YOUR TASK: In the listing below, locate the lines that hold the string "落地式脚手架". Copy those lines.

**** DATA IN THIS EXERCISE ****

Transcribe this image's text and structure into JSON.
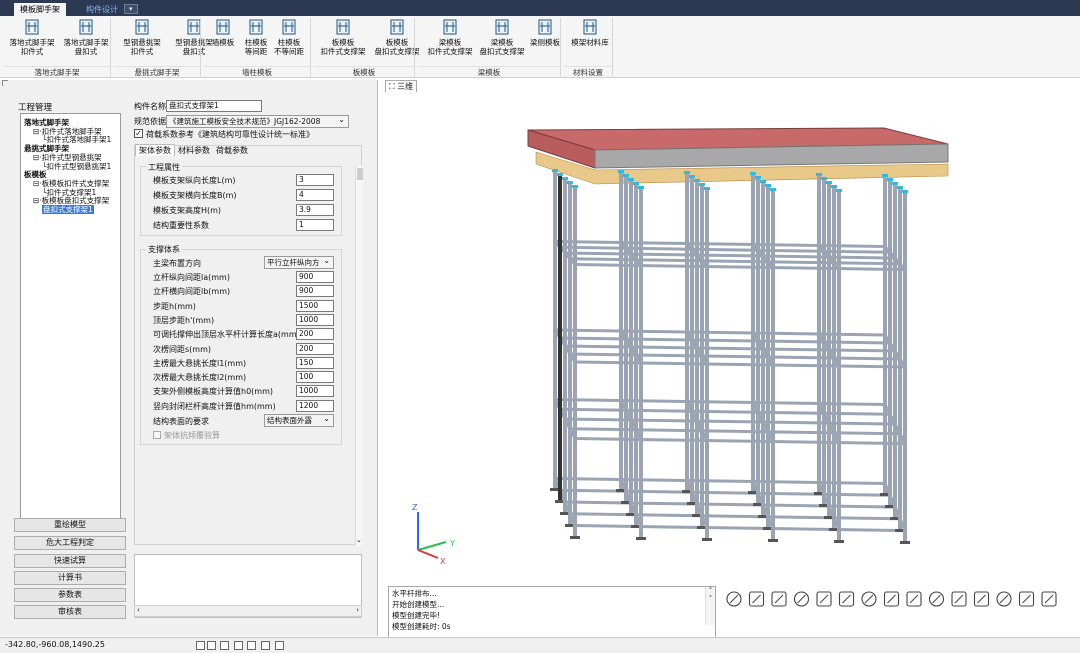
{
  "ribbon_tabs": {
    "main": "模板脚手架",
    "design": "构件设计",
    "menu": "▾"
  },
  "ribbon": {
    "buttons": [
      {
        "label1": "落地式脚手架",
        "label2": "扣件式",
        "icon": "scaffold-icon"
      },
      {
        "label1": "落地式脚手架",
        "label2": "盘扣式",
        "icon": "scaffold-icon"
      },
      {
        "label1": "型钢悬挑架",
        "label2": "扣件式",
        "icon": "cantilever-icon"
      },
      {
        "label1": "型钢悬挑架",
        "label2": "盘扣式",
        "icon": "cantilever-icon"
      },
      {
        "label1": "墙模板",
        "label2": "",
        "icon": "wall-form-icon"
      },
      {
        "label1": "柱模板",
        "label2": "等间距",
        "icon": "column-form-icon"
      },
      {
        "label1": "柱模板",
        "label2": "不等间距",
        "icon": "column-form-icon"
      },
      {
        "label1": "板模板",
        "label2": "扣件式支撑架",
        "icon": "slab-form-icon"
      },
      {
        "label1": "板模板",
        "label2": "盘扣式支撑架",
        "icon": "slab-form-icon"
      },
      {
        "label1": "梁模板",
        "label2": "扣件式支撑架",
        "icon": "beam-form-icon"
      },
      {
        "label1": "梁模板",
        "label2": "盘扣式支撑架",
        "icon": "beam-form-icon"
      },
      {
        "label1": "梁侧模板",
        "label2": "",
        "icon": "beam-side-icon"
      },
      {
        "label1": "模架材料库",
        "label2": "",
        "icon": "material-grid-icon"
      }
    ],
    "groups": [
      "落地式脚手架",
      "悬挑式脚手架",
      "墙柱模板",
      "板模板",
      "梁模板",
      "材料设置"
    ]
  },
  "left": {
    "project_title": "工程管理",
    "tree": [
      {
        "text": "落地式脚手架",
        "bold": true,
        "indent": 0
      },
      {
        "text": "⊟·扣件式落地脚手架",
        "bold": false,
        "indent": 1
      },
      {
        "text": "└扣件式落地脚手架1",
        "bold": false,
        "indent": 2
      },
      {
        "text": "悬挑式脚手架",
        "bold": true,
        "indent": 0
      },
      {
        "text": "⊟·扣件式型钢悬挑架",
        "bold": false,
        "indent": 1
      },
      {
        "text": "└扣件式型钢悬挑架1",
        "bold": false,
        "indent": 2
      },
      {
        "text": "板模板",
        "bold": true,
        "indent": 0
      },
      {
        "text": "⊟·板模板扣件式支撑架",
        "bold": false,
        "indent": 1
      },
      {
        "text": "└扣件式支撑架1",
        "bold": false,
        "indent": 2
      },
      {
        "text": "⊟·板模板盘扣式支撑架",
        "bold": false,
        "indent": 1
      },
      {
        "text": "盘扣式支撑架1",
        "bold": false,
        "indent": 2,
        "selected": true
      }
    ],
    "buttons": [
      "重绘模型",
      "危大工程判定",
      "快速试算",
      "计算书",
      "参数表",
      "审核表"
    ]
  },
  "form": {
    "name_label": "构件名称",
    "name_value": "盘扣式支撑架1",
    "spec_label": "规范依据",
    "spec_value": "《建筑施工模板安全技术规范》JGJ162-2008",
    "load_check": "荷载系数参考《建筑结构可靠性设计统一标准》",
    "tabs": [
      "架体参数",
      "材料参数",
      "荷载参数"
    ],
    "eng_group": "工程属性",
    "eng_rows": [
      {
        "label": "模板支架纵向长度L(m)",
        "value": "3"
      },
      {
        "label": "模板支架横向长度B(m)",
        "value": "4"
      },
      {
        "label": "模板支架高度H(m)",
        "value": "3.9"
      },
      {
        "label": "结构重要性系数",
        "value": "1"
      }
    ],
    "sys_group": "支撑体系",
    "main_beam_label": "主梁布置方向",
    "main_beam_value": "平行立杆纵向方",
    "sys_rows": [
      {
        "label": "立杆纵向间距la(mm)",
        "value": "900"
      },
      {
        "label": "立杆横向间距lb(mm)",
        "value": "900"
      },
      {
        "label": "步距h(mm)",
        "value": "1500"
      },
      {
        "label": "顶层步距h'(mm)",
        "value": "1000"
      },
      {
        "label": "可调托撑伸出顶层水平杆计算长度a(mm)",
        "value": "200"
      },
      {
        "label": "次楞间距s(mm)",
        "value": "200"
      },
      {
        "label": "主楞最大悬挑长度l1(mm)",
        "value": "150"
      },
      {
        "label": "次楞最大悬挑长度l2(mm)",
        "value": "100"
      },
      {
        "label": "支架外侧模板高度计算值h0(mm)",
        "value": "1000"
      },
      {
        "label": "竖向封闭栏杆高度计算值hm(mm)",
        "value": "1200"
      }
    ],
    "surface_label": "结构表面的要求",
    "surface_value": "结构表面外露",
    "antitilt_label": "架体抗倾覆验算"
  },
  "viewport": {
    "tab": "三维",
    "axis_x": "X",
    "axis_y": "Y",
    "axis_z": "Z",
    "colors": {
      "slab": "#c8696a",
      "pipe": "#9aa4b2",
      "timber": "#e8c98a",
      "node": "#36b8d8"
    }
  },
  "log": {
    "lines": [
      "水平杆排布...",
      "开始创建模型...",
      "模型创建完毕!",
      "模型创建耗时: 0s"
    ]
  },
  "status": {
    "coords": "-342.80,-960.08,1490.25"
  }
}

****

EXPECTED ANSWER:
        "label1": "落地式脚手架",
        "label1": "落地式脚手架",
      "落地式脚手架",
        "text": "落地式脚手架",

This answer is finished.